* PROBLEM TO SOLVE
Repeat the entries verbatim.
------------
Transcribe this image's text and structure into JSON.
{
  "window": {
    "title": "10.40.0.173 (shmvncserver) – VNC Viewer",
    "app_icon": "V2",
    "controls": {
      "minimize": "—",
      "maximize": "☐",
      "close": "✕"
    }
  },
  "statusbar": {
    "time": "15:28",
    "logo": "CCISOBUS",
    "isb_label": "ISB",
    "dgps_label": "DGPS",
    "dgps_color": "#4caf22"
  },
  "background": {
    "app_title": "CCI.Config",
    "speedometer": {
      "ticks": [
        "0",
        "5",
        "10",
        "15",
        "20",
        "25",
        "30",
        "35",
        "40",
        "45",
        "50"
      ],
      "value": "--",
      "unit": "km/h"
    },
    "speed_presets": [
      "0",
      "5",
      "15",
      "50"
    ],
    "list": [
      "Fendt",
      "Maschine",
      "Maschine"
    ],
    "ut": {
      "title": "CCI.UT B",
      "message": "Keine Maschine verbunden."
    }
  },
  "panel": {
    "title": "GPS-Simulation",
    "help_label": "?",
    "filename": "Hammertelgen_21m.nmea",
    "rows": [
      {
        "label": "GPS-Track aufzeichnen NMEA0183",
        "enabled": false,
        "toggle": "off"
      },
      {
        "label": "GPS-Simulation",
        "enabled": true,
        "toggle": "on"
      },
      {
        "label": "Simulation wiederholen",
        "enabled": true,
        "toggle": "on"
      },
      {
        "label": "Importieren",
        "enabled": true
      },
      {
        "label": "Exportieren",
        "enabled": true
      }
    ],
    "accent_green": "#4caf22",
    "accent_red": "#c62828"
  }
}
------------
* ANSWER SECTION
Transcribe this image's text and structure into JSON.
{
  "window": {
    "title": "10.40.0.173 (shmvncserver) – VNC Viewer",
    "app_icon": "V2",
    "controls": {
      "minimize": "—",
      "maximize": "☐",
      "close": "✕"
    }
  },
  "statusbar": {
    "time": "15:28",
    "logo": "CCISOBUS",
    "isb_label": "ISB",
    "dgps_label": "DGPS",
    "dgps_color": "#4caf22"
  },
  "background": {
    "app_title": "CCI.Config",
    "speedometer": {
      "ticks": [
        "0",
        "5",
        "10",
        "15",
        "20",
        "25",
        "30",
        "35",
        "40",
        "45",
        "50"
      ],
      "value": "--",
      "unit": "km/h"
    },
    "speed_presets": [
      "0",
      "5",
      "15",
      "50"
    ],
    "list": [
      "Fendt",
      "Maschine",
      "Maschine"
    ],
    "ut": {
      "title": "CCI.UT B",
      "message": "Keine Maschine verbunden."
    }
  },
  "panel": {
    "title": "GPS-Simulation",
    "help_label": "?",
    "filename": "Hammertelgen_21m.nmea",
    "rows": [
      {
        "label": "GPS-Track aufzeichnen NMEA0183",
        "enabled": false,
        "toggle": "off"
      },
      {
        "label": "GPS-Simulation",
        "enabled": true,
        "toggle": "on"
      },
      {
        "label": "Simulation wiederholen",
        "enabled": true,
        "toggle": "on"
      },
      {
        "label": "Importieren",
        "enabled": true
      },
      {
        "label": "Exportieren",
        "enabled": true
      }
    ],
    "accent_green": "#4caf22",
    "accent_red": "#c62828"
  }
}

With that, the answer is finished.